§ **Dataset extract**:
• • • • •
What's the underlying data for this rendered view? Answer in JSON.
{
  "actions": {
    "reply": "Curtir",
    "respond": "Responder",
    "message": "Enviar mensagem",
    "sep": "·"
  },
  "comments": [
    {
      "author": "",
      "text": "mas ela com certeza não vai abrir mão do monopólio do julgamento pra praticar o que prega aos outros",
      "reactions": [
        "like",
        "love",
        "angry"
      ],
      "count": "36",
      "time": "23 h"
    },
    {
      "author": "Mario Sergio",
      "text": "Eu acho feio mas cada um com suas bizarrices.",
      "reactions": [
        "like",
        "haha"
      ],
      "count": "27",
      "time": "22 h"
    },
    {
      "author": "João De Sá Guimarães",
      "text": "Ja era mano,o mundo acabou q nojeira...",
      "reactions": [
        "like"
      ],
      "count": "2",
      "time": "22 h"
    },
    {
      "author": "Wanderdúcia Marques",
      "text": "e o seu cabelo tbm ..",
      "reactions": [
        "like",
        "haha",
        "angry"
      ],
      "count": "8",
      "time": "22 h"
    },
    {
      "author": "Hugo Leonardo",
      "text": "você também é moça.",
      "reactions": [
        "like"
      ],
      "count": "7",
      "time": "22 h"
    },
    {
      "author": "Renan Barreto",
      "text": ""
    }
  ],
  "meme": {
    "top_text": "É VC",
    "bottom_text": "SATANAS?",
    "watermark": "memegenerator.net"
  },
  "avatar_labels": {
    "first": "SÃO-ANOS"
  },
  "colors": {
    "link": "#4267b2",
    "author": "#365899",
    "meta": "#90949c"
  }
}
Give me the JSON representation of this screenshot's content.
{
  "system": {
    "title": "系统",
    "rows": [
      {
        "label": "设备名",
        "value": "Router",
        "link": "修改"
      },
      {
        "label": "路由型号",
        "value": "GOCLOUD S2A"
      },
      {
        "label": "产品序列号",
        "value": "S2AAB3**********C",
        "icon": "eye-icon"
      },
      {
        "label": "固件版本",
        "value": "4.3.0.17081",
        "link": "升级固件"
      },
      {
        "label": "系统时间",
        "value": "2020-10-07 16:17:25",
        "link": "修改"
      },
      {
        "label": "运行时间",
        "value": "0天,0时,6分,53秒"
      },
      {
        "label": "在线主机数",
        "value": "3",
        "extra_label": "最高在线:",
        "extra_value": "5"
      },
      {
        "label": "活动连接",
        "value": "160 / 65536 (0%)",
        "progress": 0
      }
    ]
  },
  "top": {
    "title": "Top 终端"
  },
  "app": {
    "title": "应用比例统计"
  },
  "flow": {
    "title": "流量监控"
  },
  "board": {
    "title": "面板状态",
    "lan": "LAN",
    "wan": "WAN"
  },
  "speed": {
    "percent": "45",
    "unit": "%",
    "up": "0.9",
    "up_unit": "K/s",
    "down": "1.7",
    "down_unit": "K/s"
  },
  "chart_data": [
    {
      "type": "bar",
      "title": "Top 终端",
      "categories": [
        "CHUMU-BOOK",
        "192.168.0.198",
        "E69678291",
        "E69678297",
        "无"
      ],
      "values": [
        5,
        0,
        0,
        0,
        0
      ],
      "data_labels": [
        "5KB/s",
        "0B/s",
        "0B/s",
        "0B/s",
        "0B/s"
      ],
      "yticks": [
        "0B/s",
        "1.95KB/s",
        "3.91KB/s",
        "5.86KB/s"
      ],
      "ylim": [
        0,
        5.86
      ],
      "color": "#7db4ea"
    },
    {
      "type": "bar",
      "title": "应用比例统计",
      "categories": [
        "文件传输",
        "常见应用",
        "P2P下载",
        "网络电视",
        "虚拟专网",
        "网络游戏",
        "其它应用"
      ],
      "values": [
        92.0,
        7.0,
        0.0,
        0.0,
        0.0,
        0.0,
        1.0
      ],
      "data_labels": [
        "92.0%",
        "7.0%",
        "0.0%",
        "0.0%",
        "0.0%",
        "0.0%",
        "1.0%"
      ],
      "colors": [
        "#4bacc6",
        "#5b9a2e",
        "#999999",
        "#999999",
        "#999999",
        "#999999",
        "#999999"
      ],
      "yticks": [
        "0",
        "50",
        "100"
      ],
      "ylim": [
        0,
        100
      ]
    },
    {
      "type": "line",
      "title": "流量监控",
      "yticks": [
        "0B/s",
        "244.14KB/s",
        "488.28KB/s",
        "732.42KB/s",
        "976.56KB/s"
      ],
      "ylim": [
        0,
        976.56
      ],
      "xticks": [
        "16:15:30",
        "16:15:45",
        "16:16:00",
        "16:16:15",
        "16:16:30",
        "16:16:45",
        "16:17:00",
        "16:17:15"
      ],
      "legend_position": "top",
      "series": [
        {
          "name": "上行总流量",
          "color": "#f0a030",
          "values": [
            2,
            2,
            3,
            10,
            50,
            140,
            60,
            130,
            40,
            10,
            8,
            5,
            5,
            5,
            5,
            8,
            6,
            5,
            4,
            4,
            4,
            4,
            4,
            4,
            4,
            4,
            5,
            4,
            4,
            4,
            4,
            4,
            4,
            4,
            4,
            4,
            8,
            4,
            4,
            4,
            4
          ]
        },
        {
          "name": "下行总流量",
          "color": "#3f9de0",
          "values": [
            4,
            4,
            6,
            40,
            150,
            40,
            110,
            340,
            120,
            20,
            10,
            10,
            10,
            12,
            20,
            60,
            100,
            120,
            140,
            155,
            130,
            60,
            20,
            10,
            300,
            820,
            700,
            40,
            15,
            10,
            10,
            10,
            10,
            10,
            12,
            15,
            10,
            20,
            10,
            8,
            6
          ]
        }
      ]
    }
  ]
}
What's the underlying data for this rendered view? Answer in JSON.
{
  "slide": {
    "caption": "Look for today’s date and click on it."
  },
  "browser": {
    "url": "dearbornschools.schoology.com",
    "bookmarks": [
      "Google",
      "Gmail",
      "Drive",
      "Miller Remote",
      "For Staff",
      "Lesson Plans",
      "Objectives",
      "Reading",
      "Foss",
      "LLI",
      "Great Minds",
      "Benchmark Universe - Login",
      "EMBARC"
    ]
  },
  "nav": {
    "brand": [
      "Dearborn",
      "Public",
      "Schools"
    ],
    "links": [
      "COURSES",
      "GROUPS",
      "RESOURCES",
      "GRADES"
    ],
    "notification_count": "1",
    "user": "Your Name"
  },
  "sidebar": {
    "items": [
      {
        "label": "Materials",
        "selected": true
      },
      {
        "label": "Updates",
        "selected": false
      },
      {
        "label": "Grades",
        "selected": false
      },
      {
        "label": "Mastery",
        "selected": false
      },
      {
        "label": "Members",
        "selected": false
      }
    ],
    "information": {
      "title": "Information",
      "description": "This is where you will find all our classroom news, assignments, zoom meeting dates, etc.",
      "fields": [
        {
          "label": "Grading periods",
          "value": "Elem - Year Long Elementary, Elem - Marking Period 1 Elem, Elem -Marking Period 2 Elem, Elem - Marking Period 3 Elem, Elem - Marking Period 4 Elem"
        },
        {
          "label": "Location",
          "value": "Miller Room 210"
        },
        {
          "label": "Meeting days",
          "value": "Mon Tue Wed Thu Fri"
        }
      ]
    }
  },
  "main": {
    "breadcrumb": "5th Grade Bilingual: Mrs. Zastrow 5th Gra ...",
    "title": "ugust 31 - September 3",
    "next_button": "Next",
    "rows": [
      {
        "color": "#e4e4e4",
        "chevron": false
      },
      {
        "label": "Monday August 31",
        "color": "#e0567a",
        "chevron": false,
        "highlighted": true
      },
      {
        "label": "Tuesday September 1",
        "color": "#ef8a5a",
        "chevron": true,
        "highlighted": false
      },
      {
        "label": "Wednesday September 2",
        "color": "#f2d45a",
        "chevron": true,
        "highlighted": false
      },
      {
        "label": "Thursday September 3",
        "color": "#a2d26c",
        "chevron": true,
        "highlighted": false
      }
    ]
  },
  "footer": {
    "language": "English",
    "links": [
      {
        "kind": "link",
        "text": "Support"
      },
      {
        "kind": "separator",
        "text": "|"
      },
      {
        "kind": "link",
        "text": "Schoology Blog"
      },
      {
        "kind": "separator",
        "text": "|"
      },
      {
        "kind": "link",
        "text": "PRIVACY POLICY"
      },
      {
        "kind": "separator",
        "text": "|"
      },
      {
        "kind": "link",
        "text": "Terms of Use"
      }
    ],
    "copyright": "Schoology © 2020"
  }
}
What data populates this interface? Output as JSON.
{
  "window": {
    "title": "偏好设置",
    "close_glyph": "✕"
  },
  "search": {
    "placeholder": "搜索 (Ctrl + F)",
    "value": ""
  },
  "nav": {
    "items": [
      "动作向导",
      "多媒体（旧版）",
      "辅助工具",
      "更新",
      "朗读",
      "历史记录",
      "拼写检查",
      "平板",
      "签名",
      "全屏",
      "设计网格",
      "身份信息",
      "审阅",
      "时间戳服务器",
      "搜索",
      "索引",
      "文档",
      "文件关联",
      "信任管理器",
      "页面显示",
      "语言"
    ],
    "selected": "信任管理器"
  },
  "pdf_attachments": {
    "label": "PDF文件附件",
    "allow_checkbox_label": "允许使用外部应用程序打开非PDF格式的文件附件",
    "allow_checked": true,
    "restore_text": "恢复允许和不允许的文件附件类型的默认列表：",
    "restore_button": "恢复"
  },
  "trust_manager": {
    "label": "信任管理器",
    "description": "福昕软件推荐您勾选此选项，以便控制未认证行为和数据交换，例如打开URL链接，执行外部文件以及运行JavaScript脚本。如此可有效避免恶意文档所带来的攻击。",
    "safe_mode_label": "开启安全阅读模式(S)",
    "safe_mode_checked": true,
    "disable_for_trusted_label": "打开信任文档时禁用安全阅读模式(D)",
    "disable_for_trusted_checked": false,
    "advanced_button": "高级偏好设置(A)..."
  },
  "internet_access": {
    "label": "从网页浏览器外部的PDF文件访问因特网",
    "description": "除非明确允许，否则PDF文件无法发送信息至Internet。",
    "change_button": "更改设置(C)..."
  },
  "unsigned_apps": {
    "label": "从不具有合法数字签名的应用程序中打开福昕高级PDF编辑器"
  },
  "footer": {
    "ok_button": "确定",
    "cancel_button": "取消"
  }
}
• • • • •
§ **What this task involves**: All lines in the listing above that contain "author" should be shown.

§ **Response to the task**:
      "author": "",
      "author": "Mario Sergio",
      "author": "João De Sá Guimarães",
      "author": "Wanderdúcia Marques",
      "author": "Hugo Leonardo",
      "author": "Renan Barreto",
    "author": "#365899",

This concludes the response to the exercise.